Hmm. Arrest, jail, and a strip search or two for failing to pay a traffic fine--which he actually did pay!

So getting back to Heien. That decision, validating a stop made by an officer based on his ignorance or mistake of the brake light law, certainly flows from Florence--and numerous other precedents of the modern Court--where it has excused "reasonable" or "good-faith" mistakes by the police. Indeed, the Court has done so even in cases where the so-called "reasonable" or "good-faith" mistakes resulted in searches or seizures that the Court itself acknowledged were unconstitutional. (I.e., the so-called "good-faith" exception to the exclusionary rule. But delving into that is another matter.)

So Heien, the brake light decision, is no surprise at all when viewed in the context of Atwater, Florence, and the decisions upon which they were built. But whatever one might think about the decision in Heien itself--i.e., excusing a "reasonable" police mistake about the brake light law, considered in the abstract--the ramifications are what is truly worrisome.

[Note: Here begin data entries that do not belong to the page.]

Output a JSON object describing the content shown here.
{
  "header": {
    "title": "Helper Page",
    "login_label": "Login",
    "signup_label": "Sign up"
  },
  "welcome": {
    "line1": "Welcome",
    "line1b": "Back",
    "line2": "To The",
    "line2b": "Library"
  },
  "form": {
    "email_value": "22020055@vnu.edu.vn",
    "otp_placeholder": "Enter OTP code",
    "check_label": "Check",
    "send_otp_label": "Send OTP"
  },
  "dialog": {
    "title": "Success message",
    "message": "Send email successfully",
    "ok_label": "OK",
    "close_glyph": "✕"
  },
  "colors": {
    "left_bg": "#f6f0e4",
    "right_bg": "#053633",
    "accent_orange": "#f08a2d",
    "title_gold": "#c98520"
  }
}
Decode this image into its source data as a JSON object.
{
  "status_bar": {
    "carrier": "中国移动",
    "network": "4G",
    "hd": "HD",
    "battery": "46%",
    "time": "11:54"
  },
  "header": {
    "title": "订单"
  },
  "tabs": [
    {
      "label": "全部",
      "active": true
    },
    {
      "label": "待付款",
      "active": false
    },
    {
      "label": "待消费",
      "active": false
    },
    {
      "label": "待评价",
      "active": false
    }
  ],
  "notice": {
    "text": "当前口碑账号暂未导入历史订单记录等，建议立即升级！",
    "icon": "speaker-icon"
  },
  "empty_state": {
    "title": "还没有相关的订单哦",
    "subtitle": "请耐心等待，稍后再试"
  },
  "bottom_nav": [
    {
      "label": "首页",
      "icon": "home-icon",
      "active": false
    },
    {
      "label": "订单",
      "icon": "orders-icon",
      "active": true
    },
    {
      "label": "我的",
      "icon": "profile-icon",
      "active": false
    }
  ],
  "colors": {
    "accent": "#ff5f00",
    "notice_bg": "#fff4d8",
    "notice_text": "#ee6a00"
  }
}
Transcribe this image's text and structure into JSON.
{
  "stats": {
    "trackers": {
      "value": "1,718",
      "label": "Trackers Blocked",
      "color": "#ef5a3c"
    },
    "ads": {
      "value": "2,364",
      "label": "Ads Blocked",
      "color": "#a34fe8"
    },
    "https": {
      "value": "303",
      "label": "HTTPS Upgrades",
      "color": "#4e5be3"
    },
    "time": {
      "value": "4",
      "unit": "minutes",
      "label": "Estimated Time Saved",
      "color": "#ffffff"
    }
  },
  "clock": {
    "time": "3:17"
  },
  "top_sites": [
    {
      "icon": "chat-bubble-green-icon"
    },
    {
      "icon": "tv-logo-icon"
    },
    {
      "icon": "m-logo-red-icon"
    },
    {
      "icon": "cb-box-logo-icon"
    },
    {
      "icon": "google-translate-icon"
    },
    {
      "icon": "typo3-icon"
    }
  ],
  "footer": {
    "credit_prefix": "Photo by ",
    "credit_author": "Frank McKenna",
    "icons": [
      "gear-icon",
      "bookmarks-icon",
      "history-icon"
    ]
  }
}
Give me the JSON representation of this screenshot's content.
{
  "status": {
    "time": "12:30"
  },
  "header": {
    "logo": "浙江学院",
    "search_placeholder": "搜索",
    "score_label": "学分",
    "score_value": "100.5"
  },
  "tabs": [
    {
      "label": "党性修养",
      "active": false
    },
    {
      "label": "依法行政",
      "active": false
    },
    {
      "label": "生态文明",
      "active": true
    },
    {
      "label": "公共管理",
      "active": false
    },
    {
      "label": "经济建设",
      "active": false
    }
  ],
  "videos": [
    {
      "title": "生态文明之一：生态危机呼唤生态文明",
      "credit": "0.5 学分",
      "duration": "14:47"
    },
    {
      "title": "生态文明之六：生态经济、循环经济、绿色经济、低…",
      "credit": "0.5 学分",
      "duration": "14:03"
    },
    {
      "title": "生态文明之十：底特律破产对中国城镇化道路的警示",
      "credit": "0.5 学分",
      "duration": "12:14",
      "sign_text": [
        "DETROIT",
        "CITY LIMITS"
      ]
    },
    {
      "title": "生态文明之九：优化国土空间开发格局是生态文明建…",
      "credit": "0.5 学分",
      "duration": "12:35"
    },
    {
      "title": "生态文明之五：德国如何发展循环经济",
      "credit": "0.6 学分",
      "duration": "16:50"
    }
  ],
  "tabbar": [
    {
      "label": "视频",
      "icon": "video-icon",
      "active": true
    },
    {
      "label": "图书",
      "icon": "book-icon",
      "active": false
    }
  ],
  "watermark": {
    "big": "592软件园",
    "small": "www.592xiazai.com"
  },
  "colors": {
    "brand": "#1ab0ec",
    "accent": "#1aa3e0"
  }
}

That's because Heien triggers those drastic intrusions and invasions that the Supreme Court automatically allows whenever the police "reasonably" believe that someone has committed an offense. Regardless of how minor the offense. And regardless of whether any such offense was actually committed. In short, a "reasonable" belief = arrest = search = jail for processing.

To conclude, let me repeat what I wrote in the last post about why the Heien decision, taken together with the truly atrocious previous decisions of the modern Supreme Court, contravenes any serious regard for the Constitutional guarantee against unreasonable searches and seizures:
A stop for violating the law--and again, now, after the Heien decisioneven a stop for something a police office mistakenly believes violates the law--allows the officer to do all of the following:
  • arrest the driver [or passenger], even for a very minor traffic offense the officer believes the driver [or passenger] committed
  • search the driver [or passenger] incident to that arrest, even without a warrant or any actual need to do so
  • also search any so-called "grabbable" area, which the Court deems to include the entire passenger compartment of the car--again, without a warrant or any actual need to do so (unless the driver [or passenger] is shackled in the back of the patrol car and, thus, metaphysically incapable of reaching into his car)
  • handcuff the driver [or passenger] and take him to the police station "for processing"
  • place the driver [or passenger] in a jail cell during the "processing"
  • subject the driver [or passenger] to a strip search--yes, a strip search, including a close inspection of his genitals--if he's placed in a jail cell with others during that "processing"
All that, even for a very minor traffic offense that an officer believes a driver or passenger has committed. And even if the officer is wrong and no offense was actually ever committed.
I feel compelled to say it one more time: atrocious!

In the next post we'll take a look at the New York Court of Appeals decision last month in People v. Guthrie. It's a somewhat similar case and decision, but the ramifications are far far different.